A CHP officer who was caught on cellphone repeatedly punching a woman in the face on the side of a Los Angeles freeway could face “potentially serious” criminal charges, the California Highway Patrol announced Wednesday.
Officer Daniel Andrew was subject to a criminal investigation after the beating of 51-year-old Marlene Pinnock near the La Brea Avenue exit of the 10 Freeway on July 1.
Pinnock had been wandering on foot into freeway lanes when she was detained by Andrew, CHP said soon after cellphone video of the violent arrest gained attention.
“He just grabbed me from behind and just started pulling me back and started swinging and hitting me,” Pinnock said Wednesday. “I don’t why, he just started doing it.”
In the video, Andrew could be seen throwing Pinnock to the ground, straddling her and then repeatedly punching her in the face and upper body.
Pinnock has filed a civil rights lawsuit against the CHP officer and CHP Commissioner Joe Farrow, the agency’s chief.
Andrew’s peace officer duties have been revoked and he has been moved to “administrative time off,” according to a news release issued Wednesday by CHP’s Southern Division.
The criminal case against him, which outlines “potentially serious charges,” has been forwarded to the Los Angeles County District Attorney’s Office, which will determine whether or what charges are filed.
CHP did not stated what charges against Andrew had been recommended.
“Please charge him with a felony, right now, and issue an arrest warrant,” said Pinnock’s attorney, Caree Harper, on Wednesday.
Civil rights leaders held a news conference Wednesday evening in response to the CHP announcement, calling for Andrew to be fired and criminally prosecuted. Earl Ofari Hutchinson of the policy group Los Angeles Urban Roundtable, which organized the news conference, said case having gone to prosecutors was a “partial victory.”
“The officer should be fired, and the officer should be prosecuted,” Hutchinson said. “One without the other is not justice.”
The Highway Patrol, meanwhile, was planning to continue its ongoing internal investigation into this incident, separate from the criminal investigation.

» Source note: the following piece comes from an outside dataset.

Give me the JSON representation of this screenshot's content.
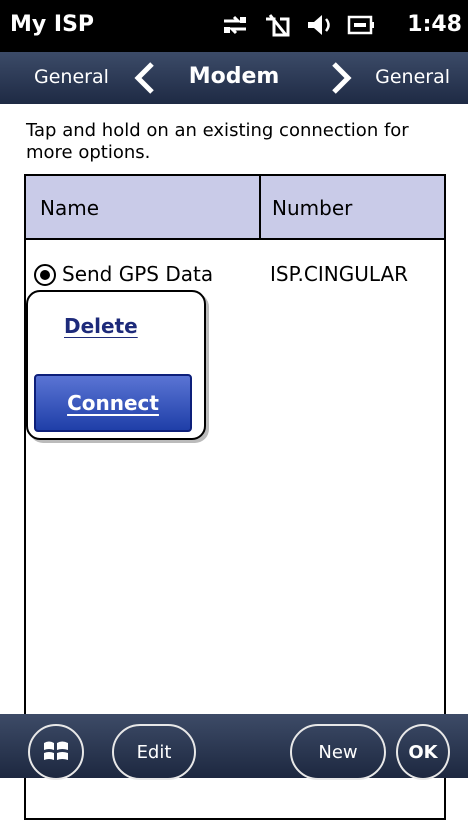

“The CHP understands the public’s interest in this case, and it is our desire to be as transparent as possible while adhering to the laws and due process that govern any investigation,” the release stated. “We value the public’s trust and appreciate the community’s patience as we complete this important process.”